TASK GOAL: The output is to match the entries below character for character.

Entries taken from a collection
----
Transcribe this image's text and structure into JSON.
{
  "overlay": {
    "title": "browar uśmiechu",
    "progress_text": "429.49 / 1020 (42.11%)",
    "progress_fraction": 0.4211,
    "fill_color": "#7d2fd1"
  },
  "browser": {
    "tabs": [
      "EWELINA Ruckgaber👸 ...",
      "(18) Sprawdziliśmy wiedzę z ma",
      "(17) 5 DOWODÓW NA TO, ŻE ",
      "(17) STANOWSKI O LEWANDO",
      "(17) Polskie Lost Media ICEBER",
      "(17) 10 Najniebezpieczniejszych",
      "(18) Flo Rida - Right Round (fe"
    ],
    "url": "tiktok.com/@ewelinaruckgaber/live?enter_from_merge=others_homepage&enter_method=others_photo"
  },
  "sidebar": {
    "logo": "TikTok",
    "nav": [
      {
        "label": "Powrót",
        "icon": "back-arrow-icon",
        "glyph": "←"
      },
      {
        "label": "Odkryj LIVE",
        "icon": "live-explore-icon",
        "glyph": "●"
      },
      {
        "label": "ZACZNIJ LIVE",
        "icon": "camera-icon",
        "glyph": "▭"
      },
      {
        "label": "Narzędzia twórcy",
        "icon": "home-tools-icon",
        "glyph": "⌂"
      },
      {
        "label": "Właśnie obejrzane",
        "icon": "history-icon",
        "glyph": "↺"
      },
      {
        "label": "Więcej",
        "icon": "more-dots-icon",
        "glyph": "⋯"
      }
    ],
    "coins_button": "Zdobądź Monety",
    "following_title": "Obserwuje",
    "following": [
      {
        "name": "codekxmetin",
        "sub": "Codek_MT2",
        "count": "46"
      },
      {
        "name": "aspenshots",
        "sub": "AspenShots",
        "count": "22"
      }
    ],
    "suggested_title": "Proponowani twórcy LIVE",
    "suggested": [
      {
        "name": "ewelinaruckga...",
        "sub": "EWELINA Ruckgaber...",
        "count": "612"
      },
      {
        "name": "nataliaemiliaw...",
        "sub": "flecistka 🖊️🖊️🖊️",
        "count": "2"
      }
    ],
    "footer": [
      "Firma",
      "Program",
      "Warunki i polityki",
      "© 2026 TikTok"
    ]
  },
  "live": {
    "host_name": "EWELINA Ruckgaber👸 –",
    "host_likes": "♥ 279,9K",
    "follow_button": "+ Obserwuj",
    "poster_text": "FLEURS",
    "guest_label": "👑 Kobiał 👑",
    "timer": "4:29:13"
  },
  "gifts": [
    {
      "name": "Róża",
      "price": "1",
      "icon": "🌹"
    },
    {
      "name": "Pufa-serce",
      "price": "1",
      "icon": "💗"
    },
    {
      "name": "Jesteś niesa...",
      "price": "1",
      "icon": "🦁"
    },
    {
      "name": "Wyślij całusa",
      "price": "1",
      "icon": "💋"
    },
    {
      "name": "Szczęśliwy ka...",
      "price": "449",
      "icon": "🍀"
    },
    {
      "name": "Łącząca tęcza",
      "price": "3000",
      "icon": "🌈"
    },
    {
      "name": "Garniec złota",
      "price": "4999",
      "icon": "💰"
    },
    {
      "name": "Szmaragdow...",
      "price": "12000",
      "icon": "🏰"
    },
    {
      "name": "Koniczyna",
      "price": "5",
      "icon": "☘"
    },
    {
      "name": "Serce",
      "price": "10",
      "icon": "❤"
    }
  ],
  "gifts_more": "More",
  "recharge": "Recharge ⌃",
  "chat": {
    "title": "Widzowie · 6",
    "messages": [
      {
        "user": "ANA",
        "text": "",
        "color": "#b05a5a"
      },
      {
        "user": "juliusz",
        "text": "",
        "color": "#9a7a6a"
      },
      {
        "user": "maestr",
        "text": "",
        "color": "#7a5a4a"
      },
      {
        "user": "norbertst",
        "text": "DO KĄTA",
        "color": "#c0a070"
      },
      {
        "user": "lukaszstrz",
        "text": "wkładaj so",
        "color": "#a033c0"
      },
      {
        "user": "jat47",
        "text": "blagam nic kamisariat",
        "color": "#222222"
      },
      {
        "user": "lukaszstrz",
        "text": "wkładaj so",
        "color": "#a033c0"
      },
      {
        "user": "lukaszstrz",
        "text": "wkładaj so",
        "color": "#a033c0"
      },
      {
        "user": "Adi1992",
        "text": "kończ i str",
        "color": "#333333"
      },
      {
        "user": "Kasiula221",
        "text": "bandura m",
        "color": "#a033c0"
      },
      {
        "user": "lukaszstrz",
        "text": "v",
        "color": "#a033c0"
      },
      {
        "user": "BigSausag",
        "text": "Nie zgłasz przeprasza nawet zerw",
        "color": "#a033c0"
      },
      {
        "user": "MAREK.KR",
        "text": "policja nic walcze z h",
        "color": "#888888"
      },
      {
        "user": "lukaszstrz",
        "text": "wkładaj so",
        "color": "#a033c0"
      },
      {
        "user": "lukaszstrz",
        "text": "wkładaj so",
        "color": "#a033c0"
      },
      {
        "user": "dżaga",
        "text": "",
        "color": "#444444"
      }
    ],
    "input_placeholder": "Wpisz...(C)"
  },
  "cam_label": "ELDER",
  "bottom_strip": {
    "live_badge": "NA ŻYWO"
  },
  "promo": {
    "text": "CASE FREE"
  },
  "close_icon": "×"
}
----
EXERCISE ANSWER:
Transcribe this image's text and structure into JSON.
{
  "overlay": {
    "title": "browar uśmiechu",
    "progress_text": "429.49 / 1020 (42.11%)",
    "progress_fraction": 0.4211,
    "fill_color": "#7d2fd1"
  },
  "browser": {
    "tabs": [
      "EWELINA Ruckgaber👸 ...",
      "(18) Sprawdziliśmy wiedzę z ma",
      "(17) 5 DOWODÓW NA TO, ŻE ",
      "(17) STANOWSKI O LEWANDO",
      "(17) Polskie Lost Media ICEBER",
      "(17) 10 Najniebezpieczniejszych",
      "(18) Flo Rida - Right Round (fe"
    ],
    "url": "tiktok.com/@ewelinaruckgaber/live?enter_from_merge=others_homepage&enter_method=others_photo"
  },
  "sidebar": {
    "logo": "TikTok",
    "nav": [
      {
        "label": "Powrót",
        "icon": "back-arrow-icon",
        "glyph": "←"
      },
      {
        "label": "Odkryj LIVE",
        "icon": "live-explore-icon",
        "glyph": "●"
      },
      {
        "label": "ZACZNIJ LIVE",
        "icon": "camera-icon",
        "glyph": "▭"
      },
      {
        "label": "Narzędzia twórcy",
        "icon": "home-tools-icon",
        "glyph": "⌂"
      },
      {
        "label": "Właśnie obejrzane",
        "icon": "history-icon",
        "glyph": "↺"
      },
      {
        "label": "Więcej",
        "icon": "more-dots-icon",
        "glyph": "⋯"
      }
    ],
    "coins_button": "Zdobądź Monety",
    "following_title": "Obserwuje",
    "following": [
      {
        "name": "codekxmetin",
        "sub": "Codek_MT2",
        "count": "46"
      },
      {
        "name": "aspenshots",
        "sub": "AspenShots",
        "count": "22"
      }
    ],
    "suggested_title": "Proponowani twórcy LIVE",
    "suggested": [
      {
        "name": "ewelinaruckga...",
        "sub": "EWELINA Ruckgaber...",
        "count": "612"
      },
      {
        "name": "nataliaemiliaw...",
        "sub": "flecistka 🖊️🖊️🖊️",
        "count": "2"
      }
    ],
    "footer": [
      "Firma",
      "Program",
      "Warunki i polityki",
      "© 2026 TikTok"
    ]
  },
  "live": {
    "host_name": "EWELINA Ruckgaber👸 –",
    "host_likes": "♥ 279,9K",
    "follow_button": "+ Obserwuj",
    "poster_text": "FLEURS",
    "guest_label": "👑 Kobiał 👑",
    "timer": "4:29:13"
  },
  "gifts": [
    {
      "name": "Róża",
      "price": "1",
      "icon": "🌹"
    },
    {
      "name": "Pufa-serce",
      "price": "1",
      "icon": "💗"
    },
    {
      "name": "Jesteś niesa...",
      "price": "1",
      "icon": "🦁"
    },
    {
      "name": "Wyślij całusa",
      "price": "1",
      "icon": "💋"
    },
    {
      "name": "Szczęśliwy ka...",
      "price": "449",
      "icon": "🍀"
    },
    {
      "name": "Łącząca tęcza",
      "price": "3000",
      "icon": "🌈"
    },
    {
      "name": "Garniec złota",
      "price": "4999",
      "icon": "💰"
    },
    {
      "name": "Szmaragdow...",
      "price": "12000",
      "icon": "🏰"
    },
    {
      "name": "Koniczyna",
      "price": "5",
      "icon": "☘"
    },
    {
      "name": "Serce",
      "price": "10",
      "icon": "❤"
    }
  ],
  "gifts_more": "More",
  "recharge": "Recharge ⌃",
  "chat": {
    "title": "Widzowie · 6",
    "messages": [
      {
        "user": "ANA",
        "text": "",
        "color": "#b05a5a"
      },
      {
        "user": "juliusz",
        "text": "",
        "color": "#9a7a6a"
      },
      {
        "user": "maestr",
        "text": "",
        "color": "#7a5a4a"
      },
      {
        "user": "norbertst",
        "text": "DO KĄTA",
        "color": "#c0a070"
      },
      {
        "user": "lukaszstrz",
        "text": "wkładaj so",
        "color": "#a033c0"
      },
      {
        "user": "jat47",
        "text": "blagam nic kamisariat",
        "color": "#222222"
      },
      {
        "user": "lukaszstrz",
        "text": "wkładaj so",
        "color": "#a033c0"
      },
      {
        "user": "lukaszstrz",
        "text": "wkładaj so",
        "color": "#a033c0"
      },
      {
        "user": "Adi1992",
        "text": "kończ i str",
        "color": "#333333"
      },
      {
        "user": "Kasiula221",
        "text": "bandura m",
        "color": "#a033c0"
      },
      {
        "user": "lukaszstrz",
        "text": "v",
        "color": "#a033c0"
      },
      {
        "user": "BigSausag",
        "text": "Nie zgłasz przeprasza nawet zerw",
        "color": "#a033c0"
      },
      {
        "user": "MAREK.KR",
        "text": "policja nic walcze z h",
        "color": "#888888"
      },
      {
        "user": "lukaszstrz",
        "text": "wkładaj so",
        "color": "#a033c0"
      },
      {
        "user": "lukaszstrz",
        "text": "wkładaj so",
        "color": "#a033c0"
      },
      {
        "user": "dżaga",
        "text": "",
        "color": "#444444"
      }
    ],
    "input_placeholder": "Wpisz...(C)"
  },
  "cam_label": "ELDER",
  "bottom_strip": {
    "live_badge": "NA ŻYWO"
  },
  "promo": {
    "text": "CASE FREE"
  },
  "close_icon": "×"
}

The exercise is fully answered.